Of course, I’m not going to argue that BRIDE OF CHUCKY is Ronny Yu’s vision. I think the most important elements to its success are Mancini’s goofy script, the performances of Dourif and Tilly, and the redesign and improved puppet technology provided by Kevin Yagher and the rest of the FX team. But Yu came in, filming only six months before the release date, and got all this to work, with plenty of visuals that go above and beyond what is expected of the genre. Most crucially, he pushed for the casting of Tilly and for making Tiffany into more of a tragic character at the end, which I think is key to the success and enduring appeal of the movie. Though their reported second choice of Gina Gershon is also a cool actress, I think the movie really needs that contradictory wickedness and girlish innocence that’s specific to Tilly. (More recently both actresses got to appear on Mancini’s Chucky TV series, which pushes the Chucky and Tiffany saga to dizzying new heights of joyous ludicrousness.)
BRIDE OF CHUCKY was another for-hire gig for Yu, but he was one of the best hires they could’ve made. He gave it a unique style and feel that no other director could have, and was instrumental in molding the indelible character of Tiffany. What I’m trying to say is that by having Ronny Yu as director, Chucky got lucky.
BRIDE OF CHUCKY was part of the first wave of horror movies produced in response to the popularity of SCREAM (1996), SCREAM 2 (1996) and I KNOW WHAT YOU DID LAST SUMMER (1997).
1998 horror-ish movies, in release order:
PHANTOMS, DEEP RISING, SPECIES II, NIGHTWATCH, DISTURBING BEHAVIOR, HALLOWEEN H20: 20 YEARS LATER, BLADE, CUBE, URBAN LEGEND, STRANGELAND, (BRIDE OF CHUCKY), VAMPIRES, I STILL KNOW WHAT YOU DID LAST SUMMER, PSYCHO, THE FACULTY.
As for Hong Kong to Hollywood transplants, John Woo had already made HARD TARGET, BROKEN ARROW and FACE/OFF by this point. Tsui Hark’s DOUBLE TEAM (also shot by Pau) came out the year before this, and KNOCK OFF the month before. Earlier in the year we’d seen the releases of Chow Yun Fat’s Hollywood debut THE REPLACEMENT KILLERS, Kirk Wong’s THE BIG HIT. The following March we’d get the Yuen Woo Ping choreographed THE MATRIX.
Heigl went on to become a major TV and movie star for a while, while Stabile remained fairly obscure, but they were reunited five years later on DESCENDANT, based on The Fall of the House of Usher.
Tomorrow: Ronny Yu meets Samuel L. Jackson
April 24th, 2023 at 7:57 am
I’ve really enjoyed this excursion into The Yu Zone immensely. Another excellent review series to add as a notch to your belt there Vern. I’m in the camp that loved this movie when it dropped because it was such a fresh spin on the concept but has now kinda grown to resent it.

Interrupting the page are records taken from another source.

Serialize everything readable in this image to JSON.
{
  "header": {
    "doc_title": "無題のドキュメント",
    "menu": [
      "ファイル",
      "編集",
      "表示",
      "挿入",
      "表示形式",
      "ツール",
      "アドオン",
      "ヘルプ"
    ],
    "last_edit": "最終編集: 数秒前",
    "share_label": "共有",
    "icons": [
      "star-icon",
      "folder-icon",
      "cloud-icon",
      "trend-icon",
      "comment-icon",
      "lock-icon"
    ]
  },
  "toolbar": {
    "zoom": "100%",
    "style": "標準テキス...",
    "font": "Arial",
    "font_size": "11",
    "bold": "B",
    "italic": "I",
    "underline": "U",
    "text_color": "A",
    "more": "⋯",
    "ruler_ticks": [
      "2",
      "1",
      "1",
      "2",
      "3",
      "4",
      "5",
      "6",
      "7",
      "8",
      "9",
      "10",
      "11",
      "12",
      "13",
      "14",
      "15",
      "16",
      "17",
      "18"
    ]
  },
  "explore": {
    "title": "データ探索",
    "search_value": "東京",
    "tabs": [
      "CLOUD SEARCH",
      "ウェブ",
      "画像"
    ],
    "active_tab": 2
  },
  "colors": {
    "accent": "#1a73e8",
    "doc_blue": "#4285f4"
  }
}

Only because of what it has led the franchise to become. I’m a member of this outlawvern.com community so you know I’m all about allowing insane creativity to flow on like the water in the nile. I love that it opened a lane for the CHILD’S PLAY series to not stay boxed in and allowed Mancini to tell personal and idiosyncratic stories we probably wouldn’t have seen otherwise. By the same token I also feel he learned a lot of bad lessons from BRIDE’s success. With that said though; bring on Chucky season 3!